■ **Source records**
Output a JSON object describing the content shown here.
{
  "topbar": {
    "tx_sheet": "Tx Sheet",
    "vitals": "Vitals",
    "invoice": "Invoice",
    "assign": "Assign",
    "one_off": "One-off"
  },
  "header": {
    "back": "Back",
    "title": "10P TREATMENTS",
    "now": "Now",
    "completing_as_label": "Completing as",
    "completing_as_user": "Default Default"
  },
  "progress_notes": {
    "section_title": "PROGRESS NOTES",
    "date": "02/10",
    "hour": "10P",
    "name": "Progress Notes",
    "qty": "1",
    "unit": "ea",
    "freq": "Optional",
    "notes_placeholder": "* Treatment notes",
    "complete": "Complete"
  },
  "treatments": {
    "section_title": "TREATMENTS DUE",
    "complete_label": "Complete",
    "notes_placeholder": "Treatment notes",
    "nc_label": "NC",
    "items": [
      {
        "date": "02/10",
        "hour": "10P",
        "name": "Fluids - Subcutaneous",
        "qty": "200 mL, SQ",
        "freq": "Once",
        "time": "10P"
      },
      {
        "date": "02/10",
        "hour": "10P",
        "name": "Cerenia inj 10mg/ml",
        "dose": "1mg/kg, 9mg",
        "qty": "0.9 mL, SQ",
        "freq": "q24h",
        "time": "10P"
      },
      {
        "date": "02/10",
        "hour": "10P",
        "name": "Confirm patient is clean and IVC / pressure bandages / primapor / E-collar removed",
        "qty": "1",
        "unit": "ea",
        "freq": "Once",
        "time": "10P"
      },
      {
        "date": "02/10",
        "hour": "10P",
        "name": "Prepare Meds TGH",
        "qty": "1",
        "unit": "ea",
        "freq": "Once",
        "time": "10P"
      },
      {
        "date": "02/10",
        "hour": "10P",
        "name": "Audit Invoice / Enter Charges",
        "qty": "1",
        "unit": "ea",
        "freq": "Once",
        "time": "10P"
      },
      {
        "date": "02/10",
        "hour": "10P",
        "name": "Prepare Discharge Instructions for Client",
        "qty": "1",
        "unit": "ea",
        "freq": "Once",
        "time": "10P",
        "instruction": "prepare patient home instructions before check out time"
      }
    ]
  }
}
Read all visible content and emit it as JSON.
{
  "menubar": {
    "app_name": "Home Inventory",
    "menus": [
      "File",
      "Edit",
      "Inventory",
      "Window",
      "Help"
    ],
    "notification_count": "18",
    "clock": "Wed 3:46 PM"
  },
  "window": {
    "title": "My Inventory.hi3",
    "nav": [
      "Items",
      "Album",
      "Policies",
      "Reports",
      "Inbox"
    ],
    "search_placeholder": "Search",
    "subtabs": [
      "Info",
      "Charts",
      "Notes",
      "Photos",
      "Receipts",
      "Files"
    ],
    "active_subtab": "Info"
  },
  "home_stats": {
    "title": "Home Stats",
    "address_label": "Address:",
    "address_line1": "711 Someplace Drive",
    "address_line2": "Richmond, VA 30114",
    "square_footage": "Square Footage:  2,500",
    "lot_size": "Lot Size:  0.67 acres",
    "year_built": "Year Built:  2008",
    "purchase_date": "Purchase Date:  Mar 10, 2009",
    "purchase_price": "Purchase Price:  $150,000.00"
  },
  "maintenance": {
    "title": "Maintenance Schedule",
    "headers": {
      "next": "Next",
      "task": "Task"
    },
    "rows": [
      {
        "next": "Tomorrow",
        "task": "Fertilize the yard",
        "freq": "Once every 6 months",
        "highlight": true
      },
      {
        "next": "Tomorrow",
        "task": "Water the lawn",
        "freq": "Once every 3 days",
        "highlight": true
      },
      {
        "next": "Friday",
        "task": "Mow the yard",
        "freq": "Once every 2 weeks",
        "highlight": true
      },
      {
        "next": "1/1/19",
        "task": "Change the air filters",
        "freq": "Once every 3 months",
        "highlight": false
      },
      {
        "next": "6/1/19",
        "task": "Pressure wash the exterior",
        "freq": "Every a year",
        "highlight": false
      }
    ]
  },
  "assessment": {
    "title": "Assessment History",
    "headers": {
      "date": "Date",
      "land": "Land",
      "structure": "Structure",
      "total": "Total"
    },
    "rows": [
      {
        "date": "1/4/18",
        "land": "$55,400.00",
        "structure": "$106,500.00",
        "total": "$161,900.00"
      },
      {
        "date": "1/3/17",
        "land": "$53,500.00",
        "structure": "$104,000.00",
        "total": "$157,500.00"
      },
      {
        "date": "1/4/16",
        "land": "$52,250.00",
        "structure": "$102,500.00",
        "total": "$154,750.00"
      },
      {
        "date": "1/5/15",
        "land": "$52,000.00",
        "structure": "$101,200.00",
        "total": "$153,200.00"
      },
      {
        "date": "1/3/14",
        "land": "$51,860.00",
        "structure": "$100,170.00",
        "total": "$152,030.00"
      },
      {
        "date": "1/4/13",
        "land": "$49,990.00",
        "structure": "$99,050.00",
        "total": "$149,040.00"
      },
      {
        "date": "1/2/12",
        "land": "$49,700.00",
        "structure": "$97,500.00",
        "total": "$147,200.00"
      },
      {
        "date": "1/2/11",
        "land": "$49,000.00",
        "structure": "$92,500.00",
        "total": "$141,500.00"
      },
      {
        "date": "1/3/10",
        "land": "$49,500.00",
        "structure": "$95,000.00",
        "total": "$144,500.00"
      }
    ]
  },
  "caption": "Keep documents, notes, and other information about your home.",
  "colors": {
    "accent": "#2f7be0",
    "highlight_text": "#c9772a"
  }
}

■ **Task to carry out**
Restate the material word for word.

■ **Answer box**
Output a JSON object describing the content shown here.
{
  "topbar": {
    "tx_sheet": "Tx Sheet",
    "vitals": "Vitals",
    "invoice": "Invoice",
    "assign": "Assign",
    "one_off": "One-off"
  },
  "header": {
    "back": "Back",
    "title": "10P TREATMENTS",
    "now": "Now",
    "completing_as_label": "Completing as",
    "completing_as_user": "Default Default"
  },
  "progress_notes": {
    "section_title": "PROGRESS NOTES",
    "date": "02/10",
    "hour": "10P",
    "name": "Progress Notes",
    "qty": "1",
    "unit": "ea",
    "freq": "Optional",
    "notes_placeholder": "* Treatment notes",
    "complete": "Complete"
  },
  "treatments": {
    "section_title": "TREATMENTS DUE",
    "complete_label": "Complete",
    "notes_placeholder": "Treatment notes",
    "nc_label": "NC",
    "items": [
      {
        "date": "02/10",
        "hour": "10P",
        "name": "Fluids - Subcutaneous",
        "qty": "200 mL, SQ",
        "freq": "Once",
        "time": "10P"
      },
      {
        "date": "02/10",
        "hour": "10P",
        "name": "Cerenia inj 10mg/ml",
        "dose": "1mg/kg, 9mg",
        "qty": "0.9 mL, SQ",
        "freq": "q24h",
        "time": "10P"
      },
      {
        "date": "02/10",
        "hour": "10P",
        "name": "Confirm patient is clean and IVC / pressure bandages / primapor / E-collar removed",
        "qty": "1",
        "unit": "ea",
        "freq": "Once",
        "time": "10P"
      },
      {
        "date": "02/10",
        "hour": "10P",
        "name": "Prepare Meds TGH",
        "qty": "1",
        "unit": "ea",
        "freq": "Once",
        "time": "10P"
      },
      {
        "date": "02/10",
        "hour": "10P",
        "name": "Audit Invoice / Enter Charges",
        "qty": "1",
        "unit": "ea",
        "freq": "Once",
        "time": "10P"
      },
      {
        "date": "02/10",
        "hour": "10P",
        "name": "Prepare Discharge Instructions for Client",
        "qty": "1",
        "unit": "ea",
        "freq": "Once",
        "time": "10P",
        "instruction": "prepare patient home instructions before check out time"
      }
    ]
  }
}
Read all visible content and emit it as JSON.
{
  "menubar": {
    "app_name": "Home Inventory",
    "menus": [
      "File",
      "Edit",
      "Inventory",
      "Window",
      "Help"
    ],
    "notification_count": "18",
    "clock": "Wed 3:46 PM"
  },
  "window": {
    "title": "My Inventory.hi3",
    "nav": [
      "Items",
      "Album",
      "Policies",
      "Reports",
      "Inbox"
    ],
    "search_placeholder": "Search",
    "subtabs": [
      "Info",
      "Charts",
      "Notes",
      "Photos",
      "Receipts",
      "Files"
    ],
    "active_subtab": "Info"
  },
  "home_stats": {
    "title": "Home Stats",
    "address_label": "Address:",
    "address_line1": "711 Someplace Drive",
    "address_line2": "Richmond, VA 30114",
    "square_footage": "Square Footage:  2,500",
    "lot_size": "Lot Size:  0.67 acres",
    "year_built": "Year Built:  2008",
    "purchase_date": "Purchase Date:  Mar 10, 2009",
    "purchase_price": "Purchase Price:  $150,000.00"
  },
  "maintenance": {
    "title": "Maintenance Schedule",
    "headers": {
      "next": "Next",
      "task": "Task"
    },
    "rows": [
      {
        "next": "Tomorrow",
        "task": "Fertilize the yard",
        "freq": "Once every 6 months",
        "highlight": true
      },
      {
        "next": "Tomorrow",
        "task": "Water the lawn",
        "freq": "Once every 3 days",
        "highlight": true
      },
      {
        "next": "Friday",
        "task": "Mow the yard",
        "freq": "Once every 2 weeks",
        "highlight": true
      },
      {
        "next": "1/1/19",
        "task": "Change the air filters",
        "freq": "Once every 3 months",
        "highlight": false
      },
      {
        "next": "6/1/19",
        "task": "Pressure wash the exterior",
        "freq": "Every a year",
        "highlight": false
      }
    ]
  },
  "assessment": {
    "title": "Assessment History",
    "headers": {
      "date": "Date",
      "land": "Land",
      "structure": "Structure",
      "total": "Total"
    },
    "rows": [
      {
        "date": "1/4/18",
        "land": "$55,400.00",
        "structure": "$106,500.00",
        "total": "$161,900.00"
      },
      {
        "date": "1/3/17",
        "land": "$53,500.00",
        "structure": "$104,000.00",
        "total": "$157,500.00"
      },
      {
        "date": "1/4/16",
        "land": "$52,250.00",
        "structure": "$102,500.00",
        "total": "$154,750.00"
      },
      {
        "date": "1/5/15",
        "land": "$52,000.00",
        "structure": "$101,200.00",
        "total": "$153,200.00"
      },
      {
        "date": "1/3/14",
        "land": "$51,860.00",
        "structure": "$100,170.00",
        "total": "$152,030.00"
      },
      {
        "date": "1/4/13",
        "land": "$49,990.00",
        "structure": "$99,050.00",
        "total": "$149,040.00"
      },
      {
        "date": "1/2/12",
        "land": "$49,700.00",
        "structure": "$97,500.00",
        "total": "$147,200.00"
      },
      {
        "date": "1/2/11",
        "land": "$49,000.00",
        "structure": "$92,500.00",
        "total": "$141,500.00"
      },
      {
        "date": "1/3/10",
        "land": "$49,500.00",
        "structure": "$95,000.00",
        "total": "$144,500.00"
      }
    ]
  },
  "caption": "Keep documents, notes, and other information about your home.",
  "colors": {
    "accent": "#2f7be0",
    "highlight_text": "#c9772a"
  }
}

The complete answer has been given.